However, local pharmaceutical committee (LPC) leaders have told The Pharmaceutical Journal that referrals from NHS 111 have been lower than expected, while take-up of the GP referral service has been delayed owing to COVID-19.
Speaking at a webinar hosted by the Royal College of General Practitioners on 27 May 2021, Anne Joshua, head of pharmacy integration at NHS England, said that “over 10,000 community pharmacies” have registered to provide the CPCS, adding that GP referrals “need to grow over time”.
“In terms of the practices that are referring, we have 13,000 patients that have been referred since October 2020 to [May 2021], and that’s from 280 practices,” she said.
“We’ve already got 20% of all practices in England getting ready to prepare for this referral pathway, and we’re really, really keen to actually work with practices in their areas to make that happen.”
While Joshua was speaking, a presentation slide also showed that “NHS 111 has referred 340,00 patients (October 2019 – May 2021)”.
She added that NHS 111 and GPs are referring “more or less the same case mix”, with sore throat the most frequent referral from NHS 111 and skin rashes the most common reason for referral from general practice.
Joshua had previously said in September 2020 that pharmacists involved in the GP CPCS pilot were completing 90% of the consultations referred to them.
Her comments come after the north west region of NHS England announced that GPs in nearly a third of its primary care networks (PCNs) would begin referring patients to community pharmacy from autumn 2021.
However, Yogendra Parmar, chief executive officer of City and Hackney LPC, told The Pharmaceutical Journal that “GP CPCS implementation has not been sufficiently resourced by NHS England”.
“LPCs have had to step into the breach to gain GP CPCS traction,” she said.
“Referral numbers are still very low, but will grow as it becomes business as usual,” Parmar continued.

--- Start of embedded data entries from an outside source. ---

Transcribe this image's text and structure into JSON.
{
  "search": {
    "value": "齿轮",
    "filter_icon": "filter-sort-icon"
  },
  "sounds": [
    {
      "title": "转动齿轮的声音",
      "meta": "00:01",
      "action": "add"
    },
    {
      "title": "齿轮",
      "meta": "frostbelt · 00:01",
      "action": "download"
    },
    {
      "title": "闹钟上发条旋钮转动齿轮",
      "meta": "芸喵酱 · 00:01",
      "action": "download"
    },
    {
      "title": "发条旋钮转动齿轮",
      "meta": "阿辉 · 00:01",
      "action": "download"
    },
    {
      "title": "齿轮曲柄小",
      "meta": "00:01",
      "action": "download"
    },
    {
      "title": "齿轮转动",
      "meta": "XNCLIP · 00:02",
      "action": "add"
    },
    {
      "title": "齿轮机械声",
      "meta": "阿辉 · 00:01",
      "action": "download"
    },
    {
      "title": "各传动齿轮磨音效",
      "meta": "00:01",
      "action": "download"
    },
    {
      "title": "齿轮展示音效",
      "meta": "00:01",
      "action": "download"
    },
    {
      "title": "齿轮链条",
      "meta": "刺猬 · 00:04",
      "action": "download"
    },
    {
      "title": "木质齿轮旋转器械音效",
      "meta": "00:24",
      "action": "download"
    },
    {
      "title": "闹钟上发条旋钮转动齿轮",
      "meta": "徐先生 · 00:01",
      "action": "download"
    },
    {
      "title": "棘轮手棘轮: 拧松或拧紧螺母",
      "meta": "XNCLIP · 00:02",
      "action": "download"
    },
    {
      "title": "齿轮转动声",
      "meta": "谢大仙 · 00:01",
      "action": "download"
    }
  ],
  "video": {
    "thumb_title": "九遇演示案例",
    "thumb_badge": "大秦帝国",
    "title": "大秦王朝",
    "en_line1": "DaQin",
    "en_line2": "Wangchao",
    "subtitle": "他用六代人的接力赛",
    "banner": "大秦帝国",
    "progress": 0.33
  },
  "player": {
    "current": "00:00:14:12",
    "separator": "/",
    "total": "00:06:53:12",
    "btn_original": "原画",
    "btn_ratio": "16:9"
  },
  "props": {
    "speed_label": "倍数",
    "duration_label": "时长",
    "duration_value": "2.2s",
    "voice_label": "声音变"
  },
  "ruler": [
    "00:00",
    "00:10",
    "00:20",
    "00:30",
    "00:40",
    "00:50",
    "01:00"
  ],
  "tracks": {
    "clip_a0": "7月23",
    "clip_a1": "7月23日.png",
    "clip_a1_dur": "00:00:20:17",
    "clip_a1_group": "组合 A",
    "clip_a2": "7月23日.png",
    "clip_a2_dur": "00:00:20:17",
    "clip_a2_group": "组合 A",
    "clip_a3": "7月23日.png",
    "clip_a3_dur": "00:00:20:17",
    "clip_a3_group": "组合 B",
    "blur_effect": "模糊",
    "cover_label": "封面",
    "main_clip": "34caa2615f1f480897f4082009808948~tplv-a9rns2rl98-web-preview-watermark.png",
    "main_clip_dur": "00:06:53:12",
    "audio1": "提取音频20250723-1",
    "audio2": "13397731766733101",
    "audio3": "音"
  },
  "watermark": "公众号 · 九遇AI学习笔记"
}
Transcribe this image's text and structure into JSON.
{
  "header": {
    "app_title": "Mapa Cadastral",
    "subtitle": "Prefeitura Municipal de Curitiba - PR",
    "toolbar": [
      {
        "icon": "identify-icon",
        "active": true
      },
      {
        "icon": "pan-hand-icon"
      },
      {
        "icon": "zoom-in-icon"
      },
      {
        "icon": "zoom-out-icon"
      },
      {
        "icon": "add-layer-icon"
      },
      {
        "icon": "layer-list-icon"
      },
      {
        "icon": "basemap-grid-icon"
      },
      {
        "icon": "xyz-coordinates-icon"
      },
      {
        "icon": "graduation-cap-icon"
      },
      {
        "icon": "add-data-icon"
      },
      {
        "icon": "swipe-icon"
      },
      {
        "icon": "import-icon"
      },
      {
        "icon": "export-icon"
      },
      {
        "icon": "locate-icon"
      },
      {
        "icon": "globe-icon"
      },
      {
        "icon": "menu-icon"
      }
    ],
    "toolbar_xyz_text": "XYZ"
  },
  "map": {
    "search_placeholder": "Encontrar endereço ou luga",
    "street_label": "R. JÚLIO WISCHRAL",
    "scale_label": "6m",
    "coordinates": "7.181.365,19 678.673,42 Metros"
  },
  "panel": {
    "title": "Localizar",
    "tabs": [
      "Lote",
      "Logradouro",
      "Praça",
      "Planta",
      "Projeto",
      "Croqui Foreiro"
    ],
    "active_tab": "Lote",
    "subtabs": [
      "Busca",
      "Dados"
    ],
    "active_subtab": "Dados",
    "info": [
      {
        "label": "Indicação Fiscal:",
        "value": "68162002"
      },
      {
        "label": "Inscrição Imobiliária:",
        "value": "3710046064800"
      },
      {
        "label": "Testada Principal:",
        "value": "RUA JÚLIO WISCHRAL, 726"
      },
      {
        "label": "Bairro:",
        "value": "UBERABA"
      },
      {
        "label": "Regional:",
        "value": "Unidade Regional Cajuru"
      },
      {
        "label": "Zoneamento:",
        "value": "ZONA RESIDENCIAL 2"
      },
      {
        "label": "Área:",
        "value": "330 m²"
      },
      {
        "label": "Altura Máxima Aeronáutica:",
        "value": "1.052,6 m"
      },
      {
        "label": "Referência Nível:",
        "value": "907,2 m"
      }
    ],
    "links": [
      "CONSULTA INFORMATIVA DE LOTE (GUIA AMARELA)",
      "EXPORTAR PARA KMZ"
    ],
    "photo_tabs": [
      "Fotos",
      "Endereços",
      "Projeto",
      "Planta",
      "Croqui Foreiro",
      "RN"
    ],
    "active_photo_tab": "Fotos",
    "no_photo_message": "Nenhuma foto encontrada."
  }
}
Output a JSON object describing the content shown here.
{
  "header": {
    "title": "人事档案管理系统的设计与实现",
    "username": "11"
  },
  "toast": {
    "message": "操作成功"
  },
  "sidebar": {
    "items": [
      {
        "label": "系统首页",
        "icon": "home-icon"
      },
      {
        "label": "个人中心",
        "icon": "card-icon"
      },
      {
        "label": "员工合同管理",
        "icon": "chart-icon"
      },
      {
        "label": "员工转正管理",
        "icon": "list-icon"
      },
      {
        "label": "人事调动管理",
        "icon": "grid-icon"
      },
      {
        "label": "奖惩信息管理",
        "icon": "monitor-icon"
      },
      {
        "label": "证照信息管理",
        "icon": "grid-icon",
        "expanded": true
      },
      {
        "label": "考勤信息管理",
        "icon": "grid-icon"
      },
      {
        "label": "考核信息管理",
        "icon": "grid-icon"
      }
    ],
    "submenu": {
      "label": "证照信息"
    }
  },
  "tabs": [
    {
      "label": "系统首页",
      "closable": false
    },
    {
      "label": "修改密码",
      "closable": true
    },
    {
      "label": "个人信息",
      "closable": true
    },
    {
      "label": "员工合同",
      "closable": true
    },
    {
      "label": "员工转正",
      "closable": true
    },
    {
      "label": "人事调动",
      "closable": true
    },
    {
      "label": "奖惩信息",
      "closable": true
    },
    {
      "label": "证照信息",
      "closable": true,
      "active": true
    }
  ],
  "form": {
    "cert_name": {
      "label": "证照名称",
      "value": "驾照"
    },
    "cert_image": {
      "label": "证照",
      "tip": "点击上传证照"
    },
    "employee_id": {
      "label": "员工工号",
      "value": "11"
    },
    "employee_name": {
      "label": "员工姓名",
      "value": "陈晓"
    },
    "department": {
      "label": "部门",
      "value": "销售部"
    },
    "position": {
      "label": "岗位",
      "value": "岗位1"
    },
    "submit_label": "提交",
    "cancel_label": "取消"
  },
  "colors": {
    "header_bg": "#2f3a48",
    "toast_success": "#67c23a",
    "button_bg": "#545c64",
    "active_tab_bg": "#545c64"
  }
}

“City & Hackney, like all London pharmacies, receive very few [NHS] 111 CPCS referrals and have the lowest such referral rates in the country.”
Michael Keen, chief executive officer of Kingston and Richmond LPC, said that the GP CPCS was “live in the Richmond PCN area” and the LPC was “talking with two other PCN areas, who want to go live, and six other surgeries expressed interest but COVID has delayed matters”.
“I believe there is definitely capacity in pharmacies to provide more referral consultations,” he said.
“This is a service that will build gradually, and IT matters remain to be resolved in the long run because it was launched without a national IT solution.”
When the CPCS was announced in September 2019, NHS England had said pharmacists would need to provide their own IT systems after April 2021.
However, this was delayed to October 2021, after NHS England announced additional funding for the IT system to be provided centrally.